Stress-related absences rise at Gloucestershire Police
- 29 October 2012
- From the section Gloucestershire
Stress-related absence has increased by two-thirds over a 12-month period at Gloucestershire Police, according to figures obtained by the BBC.
The number of days lost to stress rose to 4,254 in 2011/12, an increase from 2,586 in the previous year.
Gloucestershire's Assistant Chief Constable said she was "concerned" by the findings.
The statistics were released under the Freedom of Information (FOI) Act, following a request by the BBC.
The average length of time officers were off sick also increased to 55 days from 45 days the year before, the figures show.
Assistant Chief Constable Sally Crook said: "Of course we are concerned about the increase but the figures are complex.
"Certainly spending cuts are having an impact on our staff. We know that the top causes of public sector stress throughout the country are considerable organisational change and workload.
"We've changed the way we deploy our officers. We've had to deal with the Government spending review and the cuts to our budget, and as the number of officers are reducing then the workload has gone up.
"Our responsibility is to ensure that is manageable."
Miss Crook said a direct link between the Government spending review and the health of police officers could not be made, "although the national figures would tell us that organisational change does have a major impact on stress and anxiety on public sector workers, so it would make sense that it does have an impact on our staff".
A review into how the force deals with officers who are off sick has recently been launched, Miss Crook added.
"The fact more people are willing to come forward saying they've got psychological issues is promising and something we need to look into," she said.
"Some of these stresses clearly are work related, but it's a very complex environment."

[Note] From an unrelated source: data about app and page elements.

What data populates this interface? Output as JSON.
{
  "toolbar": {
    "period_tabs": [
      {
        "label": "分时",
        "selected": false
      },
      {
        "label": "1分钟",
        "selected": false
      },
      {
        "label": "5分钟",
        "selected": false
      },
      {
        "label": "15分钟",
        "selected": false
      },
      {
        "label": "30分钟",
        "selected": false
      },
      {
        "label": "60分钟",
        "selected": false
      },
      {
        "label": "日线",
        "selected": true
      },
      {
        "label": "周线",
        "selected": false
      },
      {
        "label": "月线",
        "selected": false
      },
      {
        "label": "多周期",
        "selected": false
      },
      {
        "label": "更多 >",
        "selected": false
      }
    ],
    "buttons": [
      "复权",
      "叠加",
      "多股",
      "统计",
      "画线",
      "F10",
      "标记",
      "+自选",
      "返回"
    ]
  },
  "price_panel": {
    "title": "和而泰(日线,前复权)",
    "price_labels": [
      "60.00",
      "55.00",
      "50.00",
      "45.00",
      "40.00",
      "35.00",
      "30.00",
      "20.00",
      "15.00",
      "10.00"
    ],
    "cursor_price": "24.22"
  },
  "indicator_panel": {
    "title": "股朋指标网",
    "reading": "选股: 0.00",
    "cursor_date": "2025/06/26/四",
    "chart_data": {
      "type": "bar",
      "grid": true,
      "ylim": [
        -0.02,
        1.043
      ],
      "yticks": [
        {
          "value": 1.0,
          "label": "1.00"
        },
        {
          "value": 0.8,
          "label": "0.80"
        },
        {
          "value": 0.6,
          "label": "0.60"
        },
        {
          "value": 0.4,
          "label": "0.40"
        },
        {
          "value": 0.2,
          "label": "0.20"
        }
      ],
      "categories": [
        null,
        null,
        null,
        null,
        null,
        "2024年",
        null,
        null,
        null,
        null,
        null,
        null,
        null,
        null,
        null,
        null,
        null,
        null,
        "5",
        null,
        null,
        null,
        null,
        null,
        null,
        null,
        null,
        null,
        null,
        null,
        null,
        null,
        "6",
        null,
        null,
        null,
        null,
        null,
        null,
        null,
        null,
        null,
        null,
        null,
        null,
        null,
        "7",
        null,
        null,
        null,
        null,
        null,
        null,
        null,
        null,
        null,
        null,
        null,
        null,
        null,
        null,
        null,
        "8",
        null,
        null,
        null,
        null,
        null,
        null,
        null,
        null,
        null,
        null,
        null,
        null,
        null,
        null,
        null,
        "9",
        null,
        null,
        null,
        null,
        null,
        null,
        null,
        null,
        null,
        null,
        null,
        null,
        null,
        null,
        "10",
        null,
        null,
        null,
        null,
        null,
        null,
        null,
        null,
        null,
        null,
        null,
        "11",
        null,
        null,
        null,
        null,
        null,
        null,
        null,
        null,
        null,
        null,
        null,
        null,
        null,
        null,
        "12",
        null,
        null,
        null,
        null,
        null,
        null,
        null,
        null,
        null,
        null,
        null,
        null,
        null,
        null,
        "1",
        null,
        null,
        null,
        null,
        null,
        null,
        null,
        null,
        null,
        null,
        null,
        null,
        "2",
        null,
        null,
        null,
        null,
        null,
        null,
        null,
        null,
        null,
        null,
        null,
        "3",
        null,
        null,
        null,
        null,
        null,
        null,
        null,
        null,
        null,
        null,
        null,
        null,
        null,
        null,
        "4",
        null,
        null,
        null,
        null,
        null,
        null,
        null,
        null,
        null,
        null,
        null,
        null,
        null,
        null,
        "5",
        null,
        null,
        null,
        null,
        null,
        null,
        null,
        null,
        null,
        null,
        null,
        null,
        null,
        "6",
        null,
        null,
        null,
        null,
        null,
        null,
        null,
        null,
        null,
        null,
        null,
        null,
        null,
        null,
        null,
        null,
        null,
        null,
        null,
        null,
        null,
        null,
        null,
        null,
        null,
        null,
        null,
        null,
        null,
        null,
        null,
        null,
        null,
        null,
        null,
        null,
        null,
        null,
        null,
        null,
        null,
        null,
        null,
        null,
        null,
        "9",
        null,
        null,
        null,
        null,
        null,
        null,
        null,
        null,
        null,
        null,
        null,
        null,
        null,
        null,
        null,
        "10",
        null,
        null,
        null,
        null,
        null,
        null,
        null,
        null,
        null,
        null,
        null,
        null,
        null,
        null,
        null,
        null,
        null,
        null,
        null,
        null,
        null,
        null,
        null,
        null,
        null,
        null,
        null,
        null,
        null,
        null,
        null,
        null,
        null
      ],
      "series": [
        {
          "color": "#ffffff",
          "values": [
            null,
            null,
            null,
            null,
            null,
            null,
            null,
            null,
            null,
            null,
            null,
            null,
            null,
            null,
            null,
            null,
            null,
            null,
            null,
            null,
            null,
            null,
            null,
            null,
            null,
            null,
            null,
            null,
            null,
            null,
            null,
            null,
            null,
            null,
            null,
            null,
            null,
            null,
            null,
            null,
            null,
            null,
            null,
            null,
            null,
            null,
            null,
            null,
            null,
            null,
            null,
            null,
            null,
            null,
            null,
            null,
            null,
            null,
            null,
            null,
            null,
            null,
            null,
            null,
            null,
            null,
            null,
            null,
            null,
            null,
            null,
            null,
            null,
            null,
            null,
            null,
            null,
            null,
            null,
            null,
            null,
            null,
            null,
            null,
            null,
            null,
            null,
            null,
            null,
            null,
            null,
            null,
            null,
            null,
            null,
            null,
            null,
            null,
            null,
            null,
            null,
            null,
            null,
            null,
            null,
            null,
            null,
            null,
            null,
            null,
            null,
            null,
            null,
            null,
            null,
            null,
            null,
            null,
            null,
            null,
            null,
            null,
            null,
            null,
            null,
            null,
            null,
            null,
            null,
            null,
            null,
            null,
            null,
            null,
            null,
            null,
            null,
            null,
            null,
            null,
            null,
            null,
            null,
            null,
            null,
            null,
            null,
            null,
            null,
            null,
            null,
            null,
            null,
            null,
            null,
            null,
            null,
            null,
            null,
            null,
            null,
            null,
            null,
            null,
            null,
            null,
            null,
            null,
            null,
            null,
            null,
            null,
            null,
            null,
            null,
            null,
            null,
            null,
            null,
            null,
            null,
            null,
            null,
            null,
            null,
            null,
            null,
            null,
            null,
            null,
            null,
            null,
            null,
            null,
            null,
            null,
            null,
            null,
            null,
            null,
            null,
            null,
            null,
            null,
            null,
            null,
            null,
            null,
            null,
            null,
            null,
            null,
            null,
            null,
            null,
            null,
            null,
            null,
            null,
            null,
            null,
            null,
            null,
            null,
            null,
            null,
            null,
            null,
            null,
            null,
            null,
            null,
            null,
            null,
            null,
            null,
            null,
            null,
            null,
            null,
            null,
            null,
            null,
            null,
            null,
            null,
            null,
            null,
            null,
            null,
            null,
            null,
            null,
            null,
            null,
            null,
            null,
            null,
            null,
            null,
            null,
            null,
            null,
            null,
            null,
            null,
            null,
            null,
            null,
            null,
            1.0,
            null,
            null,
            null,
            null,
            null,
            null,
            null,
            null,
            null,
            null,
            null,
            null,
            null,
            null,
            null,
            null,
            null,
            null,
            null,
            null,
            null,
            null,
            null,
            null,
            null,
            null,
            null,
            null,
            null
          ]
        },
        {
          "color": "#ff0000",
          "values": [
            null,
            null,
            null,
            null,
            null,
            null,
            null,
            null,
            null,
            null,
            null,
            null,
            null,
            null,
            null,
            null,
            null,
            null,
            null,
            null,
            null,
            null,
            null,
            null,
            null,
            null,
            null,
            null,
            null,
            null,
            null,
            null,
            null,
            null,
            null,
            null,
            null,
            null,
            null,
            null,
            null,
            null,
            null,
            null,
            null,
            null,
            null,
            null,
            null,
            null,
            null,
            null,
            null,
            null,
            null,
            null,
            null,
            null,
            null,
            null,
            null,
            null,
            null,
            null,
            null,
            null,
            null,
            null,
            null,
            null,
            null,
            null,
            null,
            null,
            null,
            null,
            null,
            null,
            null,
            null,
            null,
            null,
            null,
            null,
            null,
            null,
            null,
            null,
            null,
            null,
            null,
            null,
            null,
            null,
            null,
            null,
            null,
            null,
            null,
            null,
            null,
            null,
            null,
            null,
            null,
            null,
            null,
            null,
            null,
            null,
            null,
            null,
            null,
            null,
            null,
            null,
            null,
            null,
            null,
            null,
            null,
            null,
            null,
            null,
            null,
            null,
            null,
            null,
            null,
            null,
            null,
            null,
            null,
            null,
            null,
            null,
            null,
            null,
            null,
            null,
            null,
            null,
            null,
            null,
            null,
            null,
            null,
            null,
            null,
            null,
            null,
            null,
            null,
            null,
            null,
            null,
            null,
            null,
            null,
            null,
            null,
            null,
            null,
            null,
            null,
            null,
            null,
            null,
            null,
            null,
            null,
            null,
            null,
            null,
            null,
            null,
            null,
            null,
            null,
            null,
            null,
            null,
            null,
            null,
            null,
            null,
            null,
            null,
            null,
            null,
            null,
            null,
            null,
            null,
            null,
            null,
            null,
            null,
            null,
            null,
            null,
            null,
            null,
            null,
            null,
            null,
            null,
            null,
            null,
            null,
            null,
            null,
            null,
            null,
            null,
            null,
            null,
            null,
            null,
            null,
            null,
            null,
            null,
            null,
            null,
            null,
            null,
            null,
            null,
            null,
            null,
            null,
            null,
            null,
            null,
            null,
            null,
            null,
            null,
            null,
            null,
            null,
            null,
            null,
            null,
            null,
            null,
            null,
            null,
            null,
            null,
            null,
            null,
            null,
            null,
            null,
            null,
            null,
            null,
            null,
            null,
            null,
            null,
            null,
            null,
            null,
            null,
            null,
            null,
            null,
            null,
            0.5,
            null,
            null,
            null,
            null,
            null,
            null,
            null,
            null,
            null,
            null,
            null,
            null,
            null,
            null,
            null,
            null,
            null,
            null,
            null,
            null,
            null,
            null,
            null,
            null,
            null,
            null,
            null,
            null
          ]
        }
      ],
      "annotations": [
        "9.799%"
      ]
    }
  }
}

Secretary of Gloucestershire Police Federation, Graham Riley, said: "We are aware there is a problem. We are working with the force to make things better."